Despite strong pharmacological evidence implicating the norepinephrine transporter in ADHD, genetic studies have yielded largely insignificant results. We tested the association between 30 tag SNPs within the SLC6A2 gene and ADHD, with stratification based on maternal smoking during pregnancy, an environmental factor strongly associated with ADHD.
Children (6-12 years old) diagnosed with ADHD according to DSM-IV criteria were comprehensively evaluated with regard to several behavioral and cognitive dimensions of ADHD as well as response to a fixed dose of methylphenidate (MPH) using a double-blind placebo controlled crossover trial. Family-based association tests (FBAT), including categorical and quantitative trait analyses, were conducted in 377 nuclear families.
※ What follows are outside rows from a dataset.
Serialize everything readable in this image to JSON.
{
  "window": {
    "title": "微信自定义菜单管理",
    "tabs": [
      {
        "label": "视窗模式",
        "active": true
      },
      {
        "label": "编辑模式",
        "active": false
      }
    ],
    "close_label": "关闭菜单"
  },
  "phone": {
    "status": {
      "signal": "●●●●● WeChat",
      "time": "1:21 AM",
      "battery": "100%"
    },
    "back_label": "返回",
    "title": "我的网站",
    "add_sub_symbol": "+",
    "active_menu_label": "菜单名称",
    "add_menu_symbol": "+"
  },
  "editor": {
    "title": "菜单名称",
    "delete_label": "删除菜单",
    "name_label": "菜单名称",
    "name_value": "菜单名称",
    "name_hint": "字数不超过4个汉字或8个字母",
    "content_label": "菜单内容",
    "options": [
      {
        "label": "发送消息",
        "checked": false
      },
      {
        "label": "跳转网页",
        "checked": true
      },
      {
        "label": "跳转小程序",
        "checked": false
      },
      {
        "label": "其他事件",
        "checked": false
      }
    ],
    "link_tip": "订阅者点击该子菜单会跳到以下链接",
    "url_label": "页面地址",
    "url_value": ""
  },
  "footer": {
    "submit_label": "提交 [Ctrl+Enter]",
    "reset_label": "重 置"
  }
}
A highly significant association was observed with rs36021 (and linked SNPs) in the group where mothers smoked during pregnancy. Association was noted with categorical DSM-IV ADHD diagnosis (Z=3.74, P=0.0002), behavioral assessments by parents (CBCL, P=0.00008), as well as restless-impulsive subscale scores on Conners'-teachers (P=0.006) and parents (P=0.006). In this subgroup, significant association was also observed with cognitive deficits, more specifically sustained attention, spatial working memory, planning, and response inhibition. The risk allele was associated with significant improvement of behavior as measured by research staff (Z=3.28, P=0.001), parents (Z=2.62, P=0.009), as well as evaluation in the simulated academic environment (Z=3.58, P=0.0003).
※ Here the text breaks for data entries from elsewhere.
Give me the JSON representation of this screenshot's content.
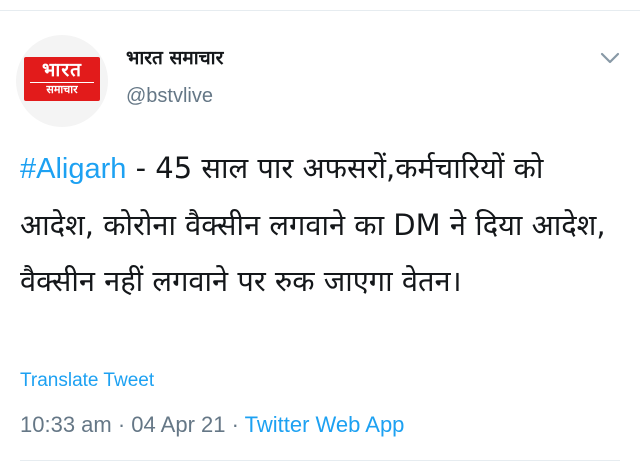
{
  "account": {
    "display_name": "भारत समाचार",
    "handle": "@bstvlive",
    "logo_line1": "भारत",
    "logo_line2": "समाचार"
  },
  "tweet": {
    "hashtag": "#Aligarh",
    "text": " - 45 साल पार अफसरों,कर्मचारियों को आदेश, कोरोना वैक्सीन लगवाने का DM ने दिया आदेश, वैक्सीन नहीं लगवाने पर रुक जाएगा वेतन।",
    "translate_label": "Translate Tweet",
    "time": "10:33 am",
    "date": "04 Apr 21",
    "separator": " · ",
    "source": "Twitter Web App"
  },
  "icons": {
    "menu": "chevron-down-icon"
  },
  "colors": {
    "link": "#1da1f2",
    "secondary_text": "#657786",
    "logo_red": "#e21b1b",
    "text": "#14171a"
  }
}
By using maternal smoking during pregnancy to index a putatively more homogeneous group of ADHD, highly significant associations were observed between tag SNPs within SLC6A2 and ADHD diagnosis, behavioral and cognitive measures relevant to ADHD and response to MPH. This comprehensive phenotype/genotype analysis may help to further understand this complex disorder and improve its treatment. Clinical trial registration information - Clinical and Pharmacogenetic Study of Attention Deficit with Hyperactivity Disorder (ADHD); www.clinicaltrials.gov; NCT00483106.